Work order
Leaving out the pictures, please reproduce exactly and only the lines from the one that contains "Give me the" through the last line below.

★ ★ ★ ★

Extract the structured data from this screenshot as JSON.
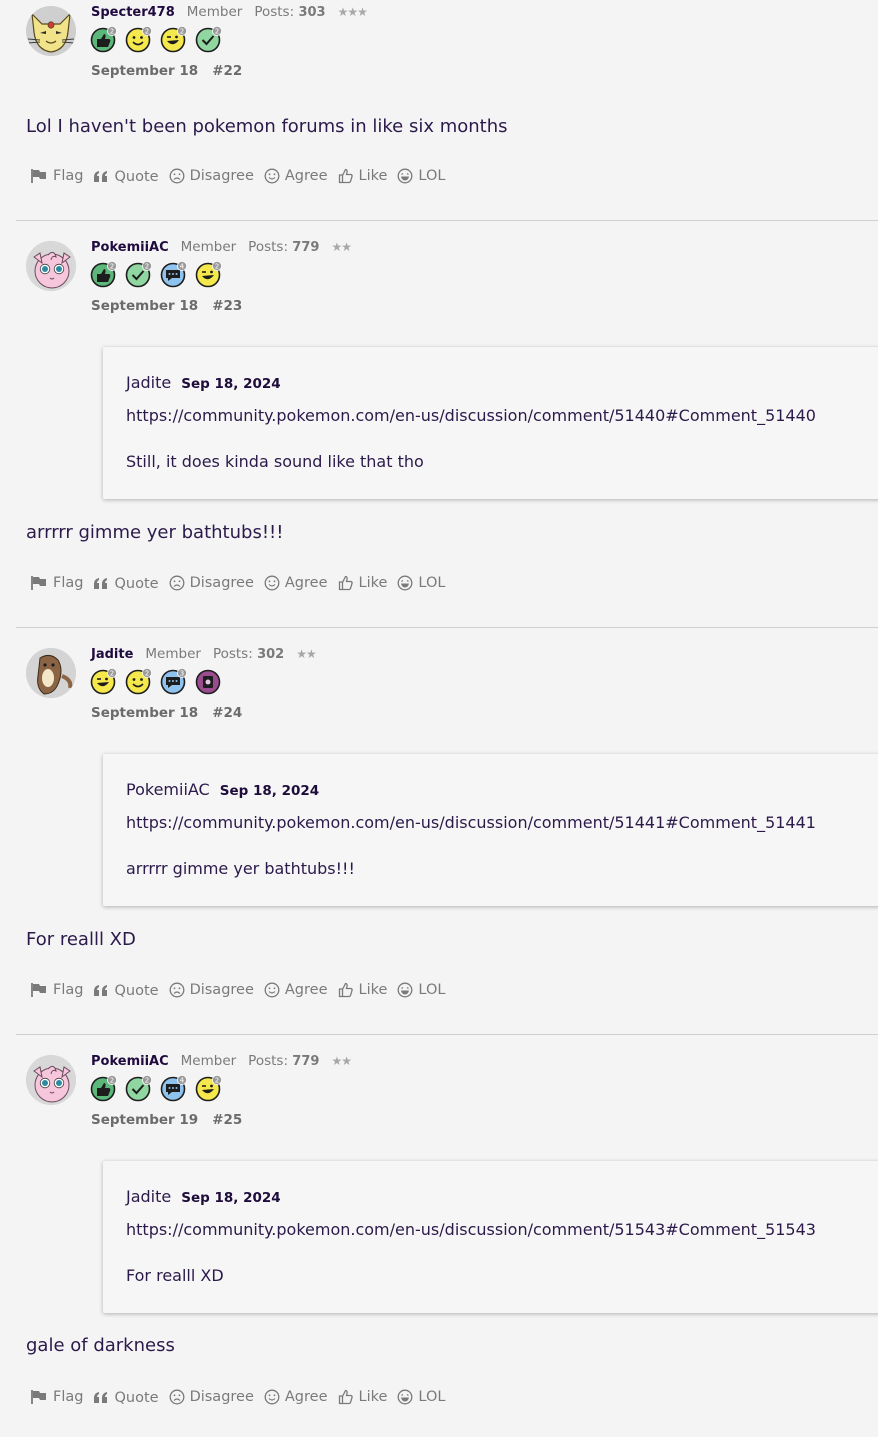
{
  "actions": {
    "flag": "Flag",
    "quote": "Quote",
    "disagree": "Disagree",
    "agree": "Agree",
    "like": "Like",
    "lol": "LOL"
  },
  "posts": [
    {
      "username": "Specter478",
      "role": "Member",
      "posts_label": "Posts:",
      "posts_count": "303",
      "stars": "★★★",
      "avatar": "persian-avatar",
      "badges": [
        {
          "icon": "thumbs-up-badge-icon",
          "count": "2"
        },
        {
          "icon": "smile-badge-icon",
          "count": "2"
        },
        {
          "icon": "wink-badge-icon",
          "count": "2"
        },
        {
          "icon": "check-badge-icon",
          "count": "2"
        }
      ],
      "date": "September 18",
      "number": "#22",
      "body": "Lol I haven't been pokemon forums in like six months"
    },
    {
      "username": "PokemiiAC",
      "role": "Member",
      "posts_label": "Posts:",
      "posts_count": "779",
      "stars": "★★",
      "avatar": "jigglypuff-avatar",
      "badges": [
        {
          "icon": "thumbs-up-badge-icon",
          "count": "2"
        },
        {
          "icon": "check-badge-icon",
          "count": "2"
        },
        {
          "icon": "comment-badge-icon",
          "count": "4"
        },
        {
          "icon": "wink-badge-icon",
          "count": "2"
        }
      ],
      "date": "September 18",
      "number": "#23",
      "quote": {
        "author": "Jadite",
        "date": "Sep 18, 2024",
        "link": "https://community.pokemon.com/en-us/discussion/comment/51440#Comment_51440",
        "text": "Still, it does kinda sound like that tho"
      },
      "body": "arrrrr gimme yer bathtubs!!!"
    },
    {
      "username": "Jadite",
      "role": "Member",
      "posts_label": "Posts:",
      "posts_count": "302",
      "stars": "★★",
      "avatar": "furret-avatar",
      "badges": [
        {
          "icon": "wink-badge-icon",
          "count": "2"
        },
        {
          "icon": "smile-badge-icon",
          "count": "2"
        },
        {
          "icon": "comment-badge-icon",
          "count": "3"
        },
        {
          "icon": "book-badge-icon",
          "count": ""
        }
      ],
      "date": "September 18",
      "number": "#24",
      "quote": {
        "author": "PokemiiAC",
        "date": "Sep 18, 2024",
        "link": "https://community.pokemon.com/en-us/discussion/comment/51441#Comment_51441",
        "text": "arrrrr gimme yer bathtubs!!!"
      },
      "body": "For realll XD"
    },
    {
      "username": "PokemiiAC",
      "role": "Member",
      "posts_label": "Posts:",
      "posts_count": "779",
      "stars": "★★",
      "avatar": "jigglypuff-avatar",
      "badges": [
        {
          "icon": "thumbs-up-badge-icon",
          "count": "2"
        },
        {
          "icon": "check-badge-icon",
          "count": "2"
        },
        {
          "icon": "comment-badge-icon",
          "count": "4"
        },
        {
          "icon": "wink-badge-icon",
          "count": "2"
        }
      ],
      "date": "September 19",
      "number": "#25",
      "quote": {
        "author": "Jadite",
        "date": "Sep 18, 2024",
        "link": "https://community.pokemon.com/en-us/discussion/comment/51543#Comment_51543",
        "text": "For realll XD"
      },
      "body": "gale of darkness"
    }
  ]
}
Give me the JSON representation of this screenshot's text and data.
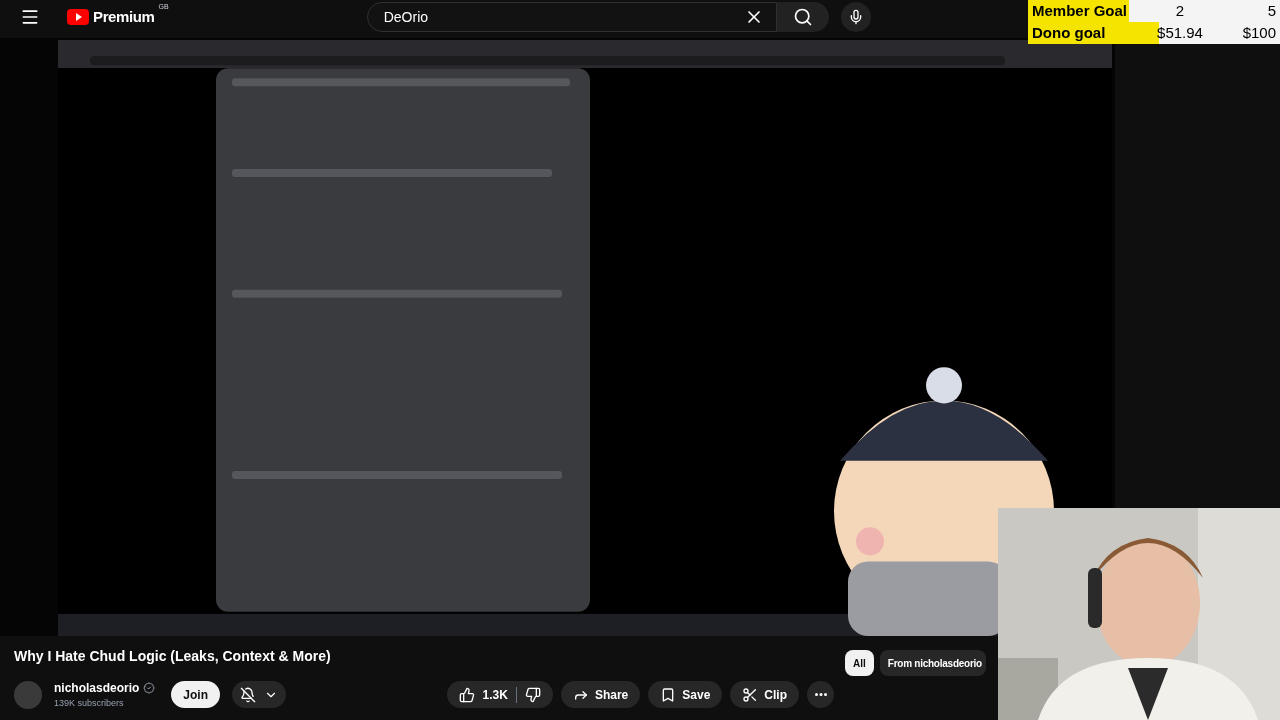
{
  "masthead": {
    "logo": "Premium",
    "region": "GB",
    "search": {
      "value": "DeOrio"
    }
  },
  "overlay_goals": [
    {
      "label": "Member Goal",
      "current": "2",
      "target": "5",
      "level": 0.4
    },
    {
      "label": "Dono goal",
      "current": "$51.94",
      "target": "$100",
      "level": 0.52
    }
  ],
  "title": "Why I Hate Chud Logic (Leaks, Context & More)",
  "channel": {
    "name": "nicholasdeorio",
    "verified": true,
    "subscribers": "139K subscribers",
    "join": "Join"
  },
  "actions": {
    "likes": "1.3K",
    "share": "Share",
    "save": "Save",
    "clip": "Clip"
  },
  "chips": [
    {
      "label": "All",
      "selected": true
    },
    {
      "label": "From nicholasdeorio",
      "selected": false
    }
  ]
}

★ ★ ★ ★

Worked solution
Give me the JSON representation of this screenshot's text and data.
{
  "masthead": {
    "logo": "Premium",
    "region": "GB",
    "search": {
      "value": "DeOrio"
    }
  },
  "overlay_goals": [
    {
      "label": "Member Goal",
      "current": "2",
      "target": "5",
      "level": 0.4
    },
    {
      "label": "Dono goal",
      "current": "$51.94",
      "target": "$100",
      "level": 0.52
    }
  ],
  "title": "Why I Hate Chud Logic (Leaks, Context & More)",
  "channel": {
    "name": "nicholasdeorio",
    "verified": true,
    "subscribers": "139K subscribers",
    "join": "Join"
  },
  "actions": {
    "likes": "1.3K",
    "share": "Share",
    "save": "Save",
    "clip": "Clip"
  },
  "chips": [
    {
      "label": "All",
      "selected": true
    },
    {
      "label": "From nicholasdeorio",
      "selected": false
    }
  ]
}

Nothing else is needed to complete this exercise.